What is Catholitarianism, you ask?
It is my own idiosyncratic word for a synthesis of Catholicism and libertarianism, which I believe is absolutely necessary at this point in American history.
Philosophically, the synthesis is all but complete already. It is Christianity alone that really sets forth the concept of free will and defends it as an article of faith. Upon the freedom of the will depends the very existence of morality itself. Many people today are debating the question whether or not one can be “good without God”; the more pressing question to me is how entirely determined beings without a single atom of genuine liberty can ever be considered morally responsible for anything they do. It ought to go without saying as well that a “libertarianism” that does not acknowledge the reality and significance of free will is a fraudulent ideology. Insofar as Catholicism is metaphysically libertarian, and libertarianism acknowledges that freedom is what bestows moral responsibility on human beings, there is a core fundamental agreement.
But what about morality? Doesn’t Catholicism prescribe a very specific and some might say rigid set of moral rules, while libertarianism prescribes nothing at all, declaring simply that you can do anything you like as long as you don’t “harm” anyone? This is a blog for readers who know the difference between serious discussion and the brandishing of childish stereotypes. Catholic morality is far more flexible than the average person, Catholic and non-Catholic, imagines; if it appears otherwise, it is because on those issues on which there can be no flexibility, such as the sanctity of innocent life, this morality will not budge a millimeter. Libertarianism is actually very similar, especially among those who adhere to the non-aggression principle. So both can appreciate the necessity of moral absolutes. I would argue that a non-theistic libertarianism, which, along with all other secular philosophies, cannot convincingly answer the question “why be moral?” is simply an irrational philosophy. But what about a non-libertarian Catholicism?
This brings me to politics. Catholic hostility to libertarianism comes in two main forms: statism and traditionalism. Those who identify themselves as liberal or conservative Catholics believe that either “social justice” or “social order”, respectively, depend upon an active government. Traditionalists identify libertarianism as a product of an anti-Catholic Enlightenment and point to numerous encyclicals condemning liberalism as a political theory, an economic theory, and a social ideal. These ideas can overlap as well.
And yet it is clear to me, especially after reading the political encyclicals of Pope Leo XIII, that libertarianism not only has a place in any discussion or debate about Catholicism and politics, but has a positive role to play. The reality we face is one in which the militant secularism of the state poses a direct threat to religious institutions in general and the Catholic Church in particular. This is not the first period in history in which militant secularism has threatened the Church. The French Revolution was one of the bloodiest examples. Pope Leo XIII himself led the Church at the time of Bismarck’s Kulturkampf.
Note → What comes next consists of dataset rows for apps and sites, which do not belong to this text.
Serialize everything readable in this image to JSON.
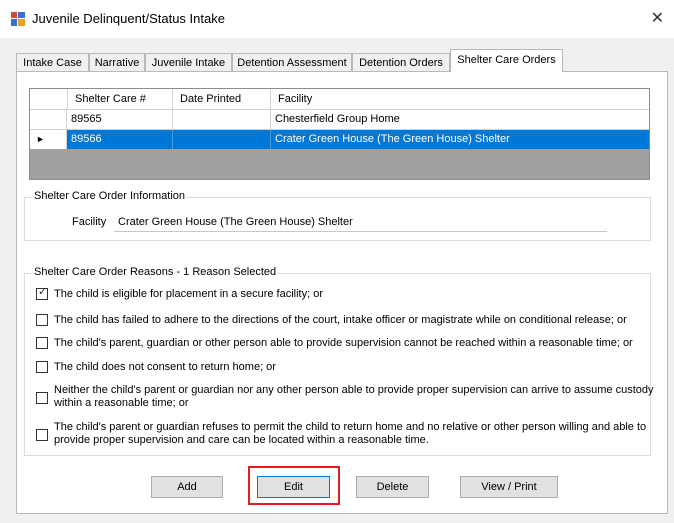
{
  "window": {
    "title": "Juvenile Delinquent/Status Intake",
    "close_glyph": "✕",
    "app_icon": "form-app-icon"
  },
  "tabs": [
    {
      "label": "Intake Case"
    },
    {
      "label": "Narrative"
    },
    {
      "label": "Juvenile Intake"
    },
    {
      "label": "Detention Assessment"
    },
    {
      "label": "Detention Orders"
    },
    {
      "label": "Shelter Care Orders",
      "active": true
    }
  ],
  "grid": {
    "columns": [
      "Shelter Care #",
      "Date Printed",
      "Facility"
    ],
    "rows": [
      {
        "number": "89565",
        "date_printed": "",
        "facility": "Chesterfield Group Home"
      },
      {
        "number": "89566",
        "date_printed": "",
        "facility": "Crater Green House (The Green House) Shelter",
        "selected": true
      }
    ],
    "row_indicator": "►"
  },
  "order_info": {
    "legend": "Shelter Care Order Information",
    "facility_label": "Facility",
    "facility_value": "Crater Green House (The Green House) Shelter"
  },
  "reasons": {
    "legend": "Shelter Care Order Reasons - 1 Reason Selected",
    "items": [
      {
        "text": "The child is eligible for placement in a secure facility; or",
        "checked": true
      },
      {
        "text": "The child has failed to adhere to the directions of the court, intake officer or magistrate while on conditional release; or",
        "checked": false
      },
      {
        "text": "The child's parent, guardian or other person able to provide supervision cannot be reached within a reasonable time; or",
        "checked": false
      },
      {
        "text": "The child does not consent to return home; or",
        "checked": false
      },
      {
        "text": "Neither the child's parent or guardian nor any other person able to provide proper supervision can arrive to assume custody",
        "text2": "within a reasonable time; or",
        "checked": false
      },
      {
        "text": "The child's parent or guardian refuses to permit the child to return home and no relative or other person willing and able to",
        "text2": "provide proper supervision and care can be located within a reasonable time.",
        "checked": false
      }
    ]
  },
  "buttons": {
    "add": "Add",
    "edit": "Edit",
    "delete": "Delete",
    "view_print": "View / Print"
  },
  "colors": {
    "selection": "#0078d7",
    "highlight": "#e21d1d"
  }
}
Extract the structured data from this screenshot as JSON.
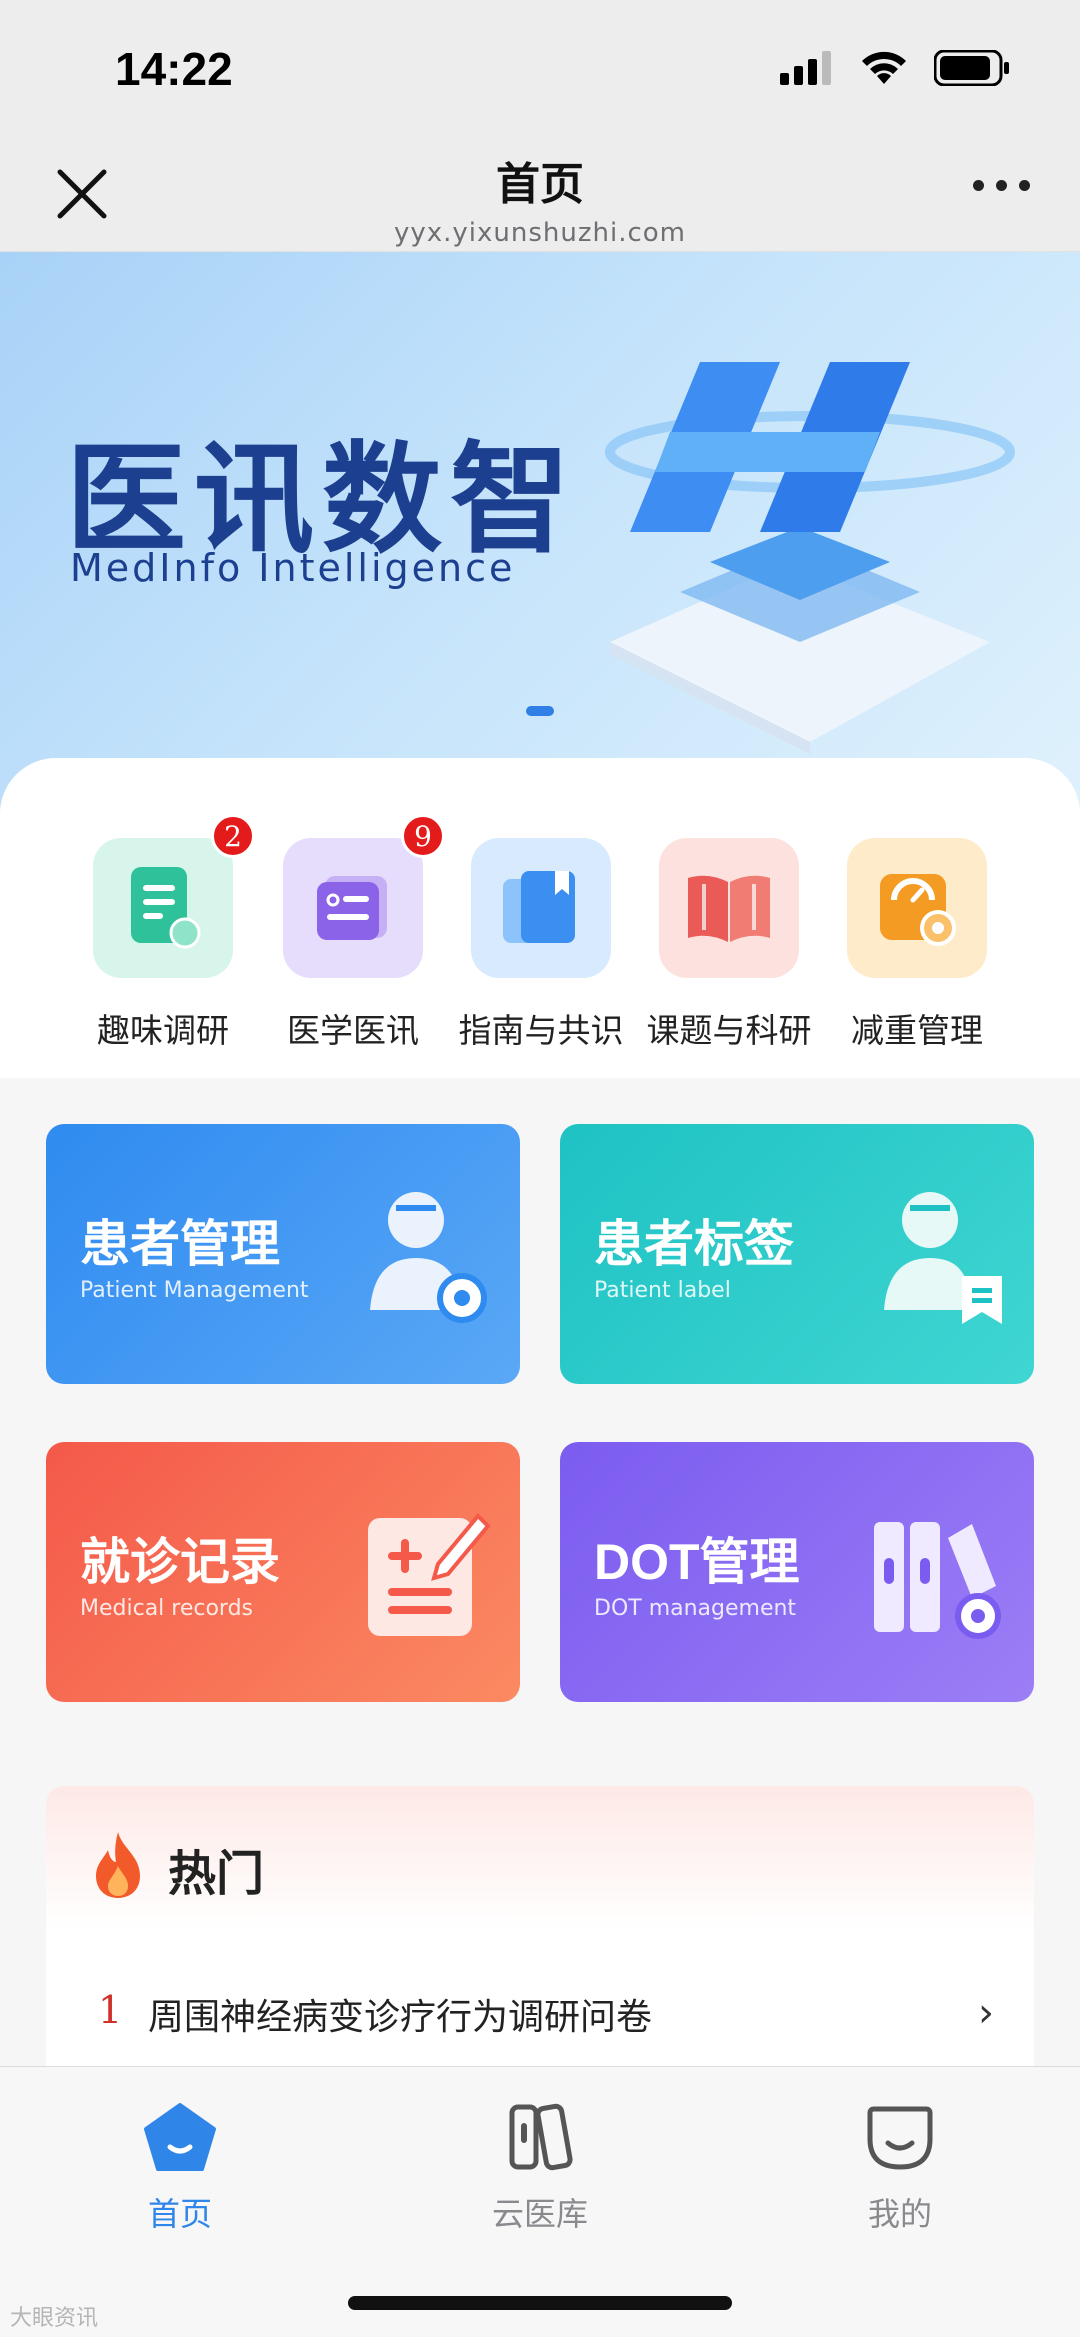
{
  "status_bar": {
    "time": "14:22"
  },
  "nav": {
    "title": "首页",
    "url": "yyx.yixunshuzhi.com"
  },
  "banner": {
    "title": "医讯数智",
    "subtitle": "MedInfo  Intelligence"
  },
  "quick_actions": [
    {
      "label": "趣味调研",
      "badge": "2",
      "icon": "survey-icon",
      "color": "#2fc29a"
    },
    {
      "label": "医学医讯",
      "badge": "9",
      "icon": "news-icon",
      "color": "#8b63e8"
    },
    {
      "label": "指南与共识",
      "badge": "",
      "icon": "guide-book-icon",
      "color": "#3a8ff0"
    },
    {
      "label": "课题与科研",
      "badge": "",
      "icon": "open-book-icon",
      "color": "#ea5a56"
    },
    {
      "label": "减重管理",
      "badge": "",
      "icon": "scale-gear-icon",
      "color": "#f39b22"
    }
  ],
  "features": [
    {
      "title": "患者管理",
      "subtitle": "Patient Management",
      "color_from": "#2f8bf0",
      "color_to": "#5aa8f6",
      "icon": "patient-gear-icon"
    },
    {
      "title": "患者标签",
      "subtitle": "Patient label",
      "color_from": "#1fc2c4",
      "color_to": "#3fd6d2",
      "icon": "patient-tag-icon"
    },
    {
      "title": "就诊记录",
      "subtitle": "Medical records",
      "color_from": "#f4594a",
      "color_to": "#fb8a62",
      "icon": "record-edit-icon"
    },
    {
      "title": "DOT管理",
      "subtitle": "DOT management",
      "color_from": "#7b5cf0",
      "color_to": "#9c7ef6",
      "icon": "binders-gear-icon"
    }
  ],
  "hot": {
    "title": "热门",
    "items": [
      {
        "num": "1",
        "text": "周围神经病变诊疗行为调研问卷"
      }
    ]
  },
  "tabs": [
    {
      "label": "首页",
      "icon": "home-pentagon-icon",
      "active": true
    },
    {
      "label": "云医库",
      "icon": "library-icon",
      "active": false
    },
    {
      "label": "我的",
      "icon": "profile-face-icon",
      "active": false
    }
  ],
  "watermark": "大眼资讯"
}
The Cristeros War in Mexico, the Spanish Civil War, and countless communist atrocities against the Church are other examples.
This threat posed by the militantly secular state was therefore very well understood by the Papacy, and this is why it is very easy to detect not only sympathy for countries such as the United States, but direct agreement and affirmation with the same natural law principles that underpin “classical liberalism” or libertarianism. Above all, the Church came to the defense of private property against the threat of socialism and insisted that, to quote Rerum Novarum, “man precedes the State”, and so therefore do his rights. They are not the products of government, but the gifts of God. This is what “classical liberals” believed, even if many modern libertarians style themselves – irrationally – as agnostics or even atheists. The concurrence is the result of the fact that natural law arises out of the Christian tradition. A modern libertarianism severed from its Christian roots is a tragic laceration that this blog hopes to play a part in mending.
So in these troubled times, the libertarian critique of the state is necessary. It must be taken seriously, and to whatever extent possible, integrated into a Catholic worldview. The basic foundation is in fact already there, with metaphysical libertarianism. It also present in the proposition that our dignity as human beings derives not simply from the fact that we are created by God, but that we are created in His image, with a free will. Our dignity and our freedom are inseparably linked, and every assault against our liberty that cannot be completely justified as an absolute necessity for the preservation of social order – and there are too many to count in modern society – is an assault on our dignity. Thus Catholics and libertarians can and ought to unite on a common platform of human dignity.